Not the least of these came at the first attempt. Following a 10-year gap, the race returned in 1949, and one of Enzo Ferrari’s key allies, the indefatigable Luigi Chinetti, twice a former winner, persuaded the Old Man to enter. Two 166 MM Barchettas lined up on the grid on 25 June 1949 and, 24 hours later, Chinetti won the race, pretty much single-handedly, piloting the same chassis that had won the Mille Miglia a few months earlier.
The second win came five years later when Ferrari’s 375 Plus dominated proceedings. The 4.9-litre V12 had enormous firepower and, despite a nerve-shredding last pit-stop, José Froilán-González (along with co-driver Maurice Trintignant) took a gutsy win.
In 1958, Ferrari’s Le Mans imperial streak began, a period that coincided with the arrival of the 250 Testa Rossa, powered by the Gioachino Colombo-designed 3.0-litre V12.
Phil Hill, the quiet American who would later win the Formula One world title for Ferrari, got himself firmly on everyone’s radar by winning alongside Olivier Gendebien. The Belgian won again in 1960, with compatriot Paul Frère co-driving. The new 250 GT SWB also racked up the top four places in its class, a portent of things to come.
In 1961, the streamlined TR/61s took a one-two finish, Gendebien and Hill triumphant again, with Willy Mairesse and Mike Parkes finishing three laps behind.
Hill and Gendebien won again in 1962, despite more rule changes and the fact that the 330 TRI/LM was really a revised version of the previous year’s car, now powered by a 4.0-litre V12. Notably, this was the last front-engined Ferrari to win at Le Mans; the mid-engined configuration was poised to dominate from here on.

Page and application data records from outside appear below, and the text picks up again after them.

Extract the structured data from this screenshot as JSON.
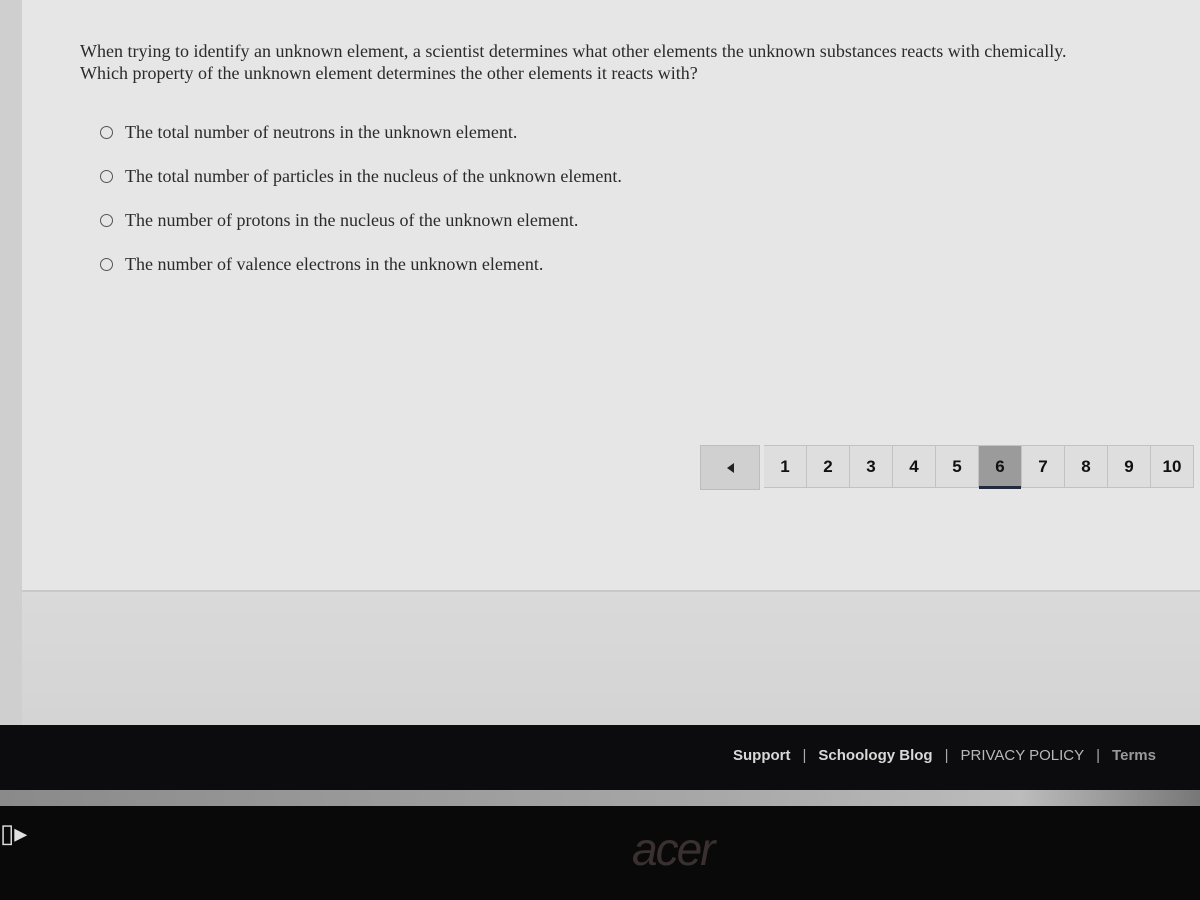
{
  "question": {
    "line1": "When trying to identify an unknown element, a scientist determines what other elements the unknown substances reacts with chemically.",
    "line2": "Which property of the unknown element determines the other elements it reacts with?",
    "choices": [
      "The total number of neutrons in the unknown element.",
      "The total number of particles in the nucleus of the unknown element.",
      "The number of protons in the nucleus of the unknown element.",
      "The number of valence electrons in the unknown element."
    ]
  },
  "pagination": {
    "prev_icon": "triangle-left-icon",
    "pages": [
      "1",
      "2",
      "3",
      "4",
      "5",
      "6",
      "7",
      "8",
      "9",
      "10"
    ],
    "current": "6"
  },
  "footer": {
    "links": [
      "Support",
      "Schoology Blog",
      "PRIVACY POLICY",
      "Terms"
    ],
    "separator": "|"
  },
  "bezel": {
    "logo": "acer"
  },
  "colors": {
    "active_page": "#9b9b9b",
    "active_underline": "#1f2b44",
    "footer_bg": "#0c0c0e"
  }
}
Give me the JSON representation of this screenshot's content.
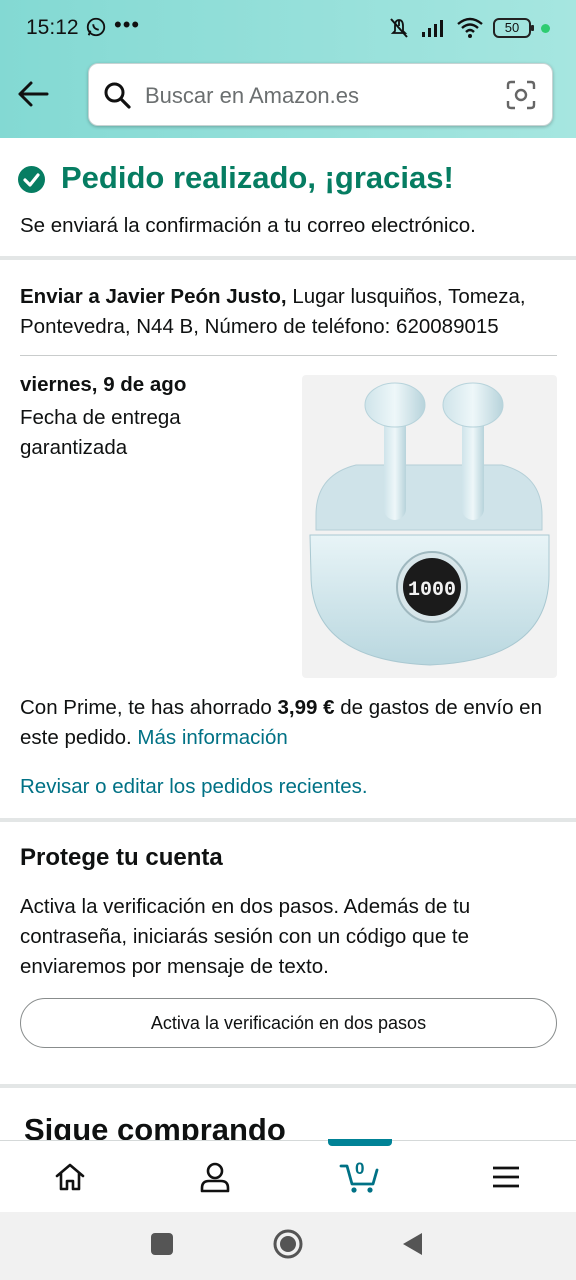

In 1963 the 250 P won, with Lorenzo Bandini and Ludovico Scarfiotti driving, a handful of 250 GTOs were firmly in the mix, and the 330 LMB was still extant. In 1964, Ford’s celebrated GT40 landed, but Ferrari prevailed: six of the top 10 finishers were Ferraris, Jean Guichet and Nino Vaccarella at the summit in their 275 P.
Ferrari’s last overall victory came in 1965. The 250 LM remains epochal, and it was the NART-entered car (that man Chinetti again) that triumphed, with Jochen Rindt and Masten Gregory at the wheel.
Added to those nine overall triumphs are 25 class wins for Ferrari, stretching back to 1957 and Lucien Bianchi and Georges Harris’ victory in the 2.0 litre category. Most recently, Giancarlo Fisichella and Toni Vilander, racing for Risi Competizione, have their eyes on an historic third Le Mans win, following victories in 2012 and 2014.  
Ford are back again this season, reigniting one of motorsports’ keenest rivalries. The American manufacturer’s GT model is an extreme car, one showing plenty of potential as we head further into the season. It all promises to be a hugely exciting 2016.  
Whatever happens this weekend, Ferrari and Le Mans have an inviolable connection. A connection that the 488 GTE reinforces.